>>>>>

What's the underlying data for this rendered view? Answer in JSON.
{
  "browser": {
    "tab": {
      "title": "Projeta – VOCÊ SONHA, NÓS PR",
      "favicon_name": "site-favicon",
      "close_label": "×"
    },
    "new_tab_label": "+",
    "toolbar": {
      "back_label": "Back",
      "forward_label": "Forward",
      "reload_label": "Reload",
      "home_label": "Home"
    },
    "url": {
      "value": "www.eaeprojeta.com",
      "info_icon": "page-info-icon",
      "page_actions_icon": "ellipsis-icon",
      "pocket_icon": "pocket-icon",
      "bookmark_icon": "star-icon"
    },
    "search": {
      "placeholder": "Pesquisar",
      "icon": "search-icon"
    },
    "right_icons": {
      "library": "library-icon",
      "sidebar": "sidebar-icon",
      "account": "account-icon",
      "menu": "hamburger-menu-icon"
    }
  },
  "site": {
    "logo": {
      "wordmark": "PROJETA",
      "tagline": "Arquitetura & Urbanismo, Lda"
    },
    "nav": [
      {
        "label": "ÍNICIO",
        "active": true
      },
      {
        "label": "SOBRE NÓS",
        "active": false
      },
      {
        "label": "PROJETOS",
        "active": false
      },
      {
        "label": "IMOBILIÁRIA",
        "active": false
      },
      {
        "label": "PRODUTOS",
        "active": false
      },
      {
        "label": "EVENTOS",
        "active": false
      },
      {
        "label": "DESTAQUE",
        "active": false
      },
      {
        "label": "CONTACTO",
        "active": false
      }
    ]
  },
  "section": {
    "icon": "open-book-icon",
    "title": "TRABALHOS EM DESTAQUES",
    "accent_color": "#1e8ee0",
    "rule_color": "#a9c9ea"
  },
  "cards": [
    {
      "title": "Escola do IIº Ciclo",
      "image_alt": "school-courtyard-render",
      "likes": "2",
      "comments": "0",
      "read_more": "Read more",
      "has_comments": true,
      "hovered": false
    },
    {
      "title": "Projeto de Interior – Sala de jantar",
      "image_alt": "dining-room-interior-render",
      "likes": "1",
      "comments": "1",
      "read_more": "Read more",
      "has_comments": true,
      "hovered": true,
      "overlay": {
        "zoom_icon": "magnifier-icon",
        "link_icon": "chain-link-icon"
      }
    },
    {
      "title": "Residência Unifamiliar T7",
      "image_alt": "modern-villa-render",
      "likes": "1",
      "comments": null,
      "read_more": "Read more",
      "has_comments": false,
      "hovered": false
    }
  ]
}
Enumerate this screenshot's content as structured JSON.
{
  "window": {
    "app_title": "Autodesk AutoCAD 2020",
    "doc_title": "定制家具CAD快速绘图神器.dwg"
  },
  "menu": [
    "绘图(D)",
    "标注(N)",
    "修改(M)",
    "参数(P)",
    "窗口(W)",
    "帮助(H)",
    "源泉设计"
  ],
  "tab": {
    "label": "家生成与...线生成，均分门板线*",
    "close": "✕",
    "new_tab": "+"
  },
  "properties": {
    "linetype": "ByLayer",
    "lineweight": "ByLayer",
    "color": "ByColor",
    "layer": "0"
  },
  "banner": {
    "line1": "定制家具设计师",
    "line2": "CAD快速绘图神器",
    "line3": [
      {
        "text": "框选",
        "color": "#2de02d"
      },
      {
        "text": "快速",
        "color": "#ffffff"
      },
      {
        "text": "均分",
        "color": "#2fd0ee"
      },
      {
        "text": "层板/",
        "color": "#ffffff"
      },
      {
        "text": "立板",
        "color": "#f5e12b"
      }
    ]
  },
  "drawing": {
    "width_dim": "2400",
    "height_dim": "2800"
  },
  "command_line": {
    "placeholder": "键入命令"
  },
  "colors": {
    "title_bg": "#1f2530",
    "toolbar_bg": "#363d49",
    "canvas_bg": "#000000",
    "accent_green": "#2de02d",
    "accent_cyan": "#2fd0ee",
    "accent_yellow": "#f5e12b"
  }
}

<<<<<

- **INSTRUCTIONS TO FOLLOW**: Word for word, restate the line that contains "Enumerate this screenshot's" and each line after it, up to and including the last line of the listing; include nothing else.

- **OUTPUT FOR THIS TASK**:
Enumerate this screenshot's content as structured JSON.
{
  "window": {
    "app_title": "Autodesk AutoCAD 2020",
    "doc_title": "定制家具CAD快速绘图神器.dwg"
  },
  "menu": [
    "绘图(D)",
    "标注(N)",
    "修改(M)",
    "参数(P)",
    "窗口(W)",
    "帮助(H)",
    "源泉设计"
  ],
  "tab": {
    "label": "家生成与...线生成，均分门板线*",
    "close": "✕",
    "new_tab": "+"
  },
  "properties": {
    "linetype": "ByLayer",
    "lineweight": "ByLayer",
    "color": "ByColor",
    "layer": "0"
  },
  "banner": {
    "line1": "定制家具设计师",
    "line2": "CAD快速绘图神器",
    "line3": [
      {
        "text": "框选",
        "color": "#2de02d"
      },
      {
        "text": "快速",
        "color": "#ffffff"
      },
      {
        "text": "均分",
        "color": "#2fd0ee"
      },
      {
        "text": "层板/",
        "color": "#ffffff"
      },
      {
        "text": "立板",
        "color": "#f5e12b"
      }
    ]
  },
  "drawing": {
    "width_dim": "2400",
    "height_dim": "2800"
  },
  "command_line": {
    "placeholder": "键入命令"
  },
  "colors": {
    "title_bg": "#1f2530",
    "toolbar_bg": "#363d49",
    "canvas_bg": "#000000",
    "accent_green": "#2de02d",
    "accent_cyan": "#2fd0ee",
    "accent_yellow": "#f5e12b"
  }
}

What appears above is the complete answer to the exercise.